■ EXERCISE ■
Filter the data below, keeping only lines that contain "Fighters".

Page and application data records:
=-=-=

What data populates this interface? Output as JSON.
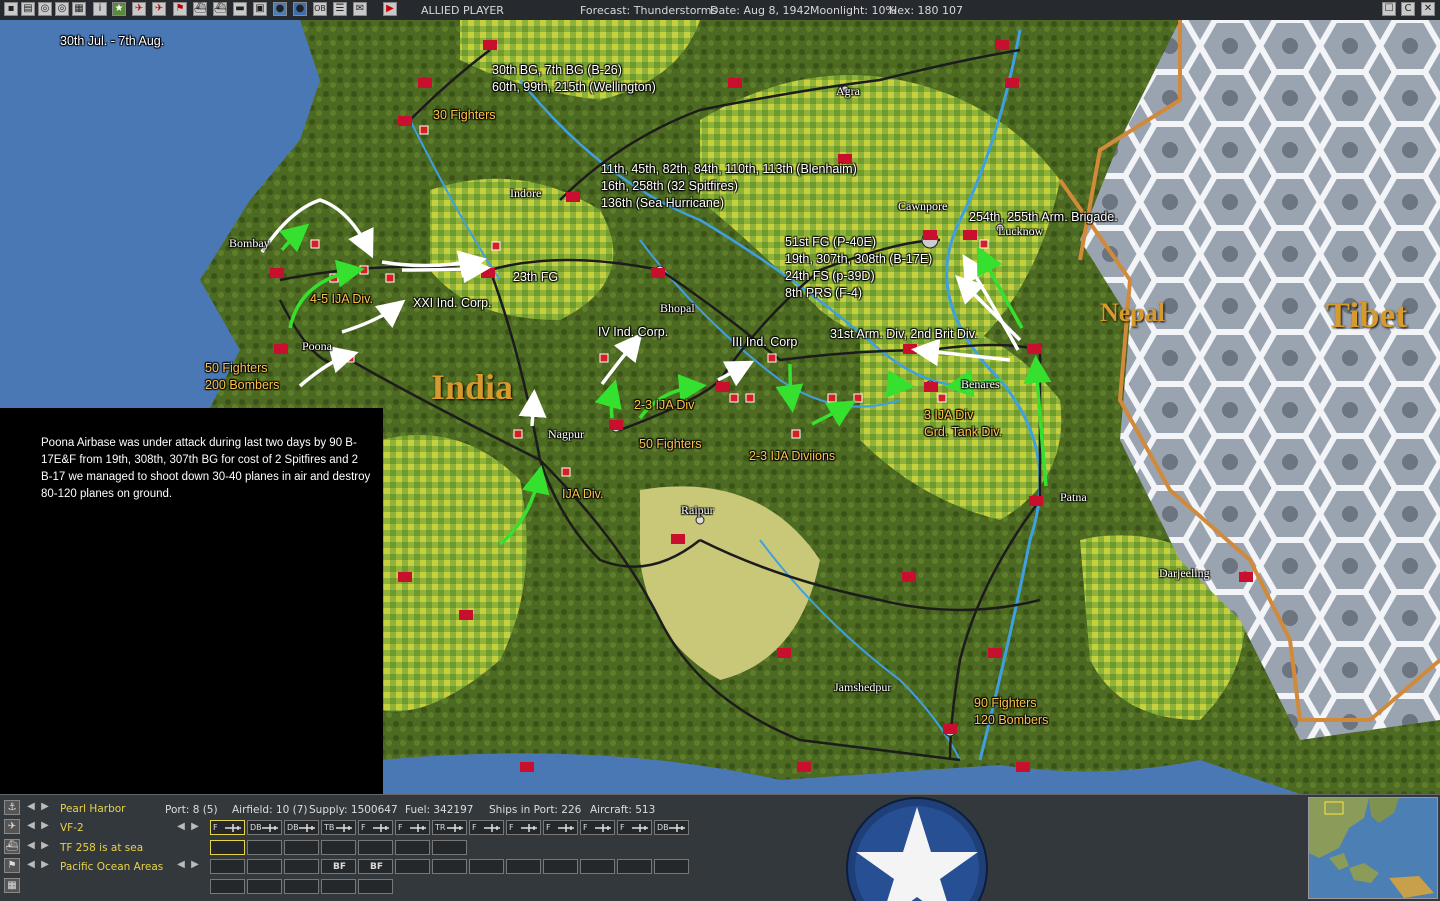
{
  "toolbar": {
    "player": "ALLIED PLAYER",
    "forecast": "Forecast: Thunderstorms",
    "date": "Date: Aug 8, 1942",
    "moonlight": "Moonlight: 10%",
    "hex": "Hex: 180 107",
    "right_buttons": [
      "☐",
      "C",
      "✕"
    ]
  },
  "map": {
    "period": "30th Jul. - 7th Aug.",
    "regions": [
      "India",
      "Nepal",
      "Tibet"
    ],
    "cities": [
      "Bombay",
      "Poona",
      "Indore",
      "Bhopal",
      "Agra",
      "Cawnpore",
      "Lucknow",
      "Benares",
      "Nagpur",
      "Raipur",
      "Patna",
      "Darjeeling",
      "Jamshedpur"
    ],
    "white_labels": [
      "30th BG, 7th BG (B-26)",
      "60th, 99th, 215th (Wellington)",
      "11th, 45th, 82th, 84th, 110th, 113th (Blenhaim)",
      "16th, 258th (32 Spitfires)",
      "136th (Sea Hurricane)",
      "254th, 255th Arm. Brigade.",
      "51st FG (P-40E)",
      "19th, 307th, 308th (B-17E)",
      "24th FS (p-39D)",
      "8th PRS (F-4)",
      "23th FG",
      "XXI Ind. Corp.",
      "IV Ind. Corp.",
      "III Ind. Corp",
      "31st Arm. Div, 2nd Brit Div."
    ],
    "orange_labels": [
      "30 Fighters",
      "4-5 IJA Div.",
      "50 Fighters",
      "200 Bombers",
      "2-3 IJA Div",
      "50 Fighters",
      "2-3 IJA Diviions",
      "3 IJA Div",
      "Grd. Tank Div.",
      "IJA Div.",
      "90 Fighters",
      "120 Bombers"
    ],
    "note": "Poona Airbase was under attack during last two days by 90 B-17E&F from 19th, 308th, 307th BG for cost of 2 Spitfires and 2 B-17 we managed to shoot down 30-40 planes in air and destroy 80-120 planes on ground."
  },
  "bottom": {
    "rows": [
      "Pearl Harbor",
      "VF-2",
      "TF 258 is at sea",
      "Pacific Ocean Areas"
    ],
    "stats": {
      "port": "Port: 8 (5)",
      "airfield": "Airfield: 10 (7)",
      "supply": "Supply: 1500647",
      "fuel": "Fuel: 342197",
      "ships": "Ships in Port: 226",
      "aircraft": "Aircraft: 513"
    },
    "air_slots": [
      "F",
      "DB",
      "DB",
      "TB",
      "F",
      "F",
      "TR",
      "F",
      "F",
      "F",
      "F",
      "F",
      "F",
      "F",
      "DB"
    ],
    "action_slots": [
      "BF",
      "BF"
    ]
  },
  "colors": {
    "panel": "#33383c",
    "accent_yellow": "#e8d24a",
    "label_orange": "#ffc34a",
    "region_gold": "#d79a2c",
    "arrow_green": "#35e02e",
    "sea_blue": "#4a78b4"
  }
}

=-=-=

■ ANSWER TO THIS EXERCISE ■
      "30 Fighters",
      "50 Fighters",
      "50 Fighters",
      "90 Fighters",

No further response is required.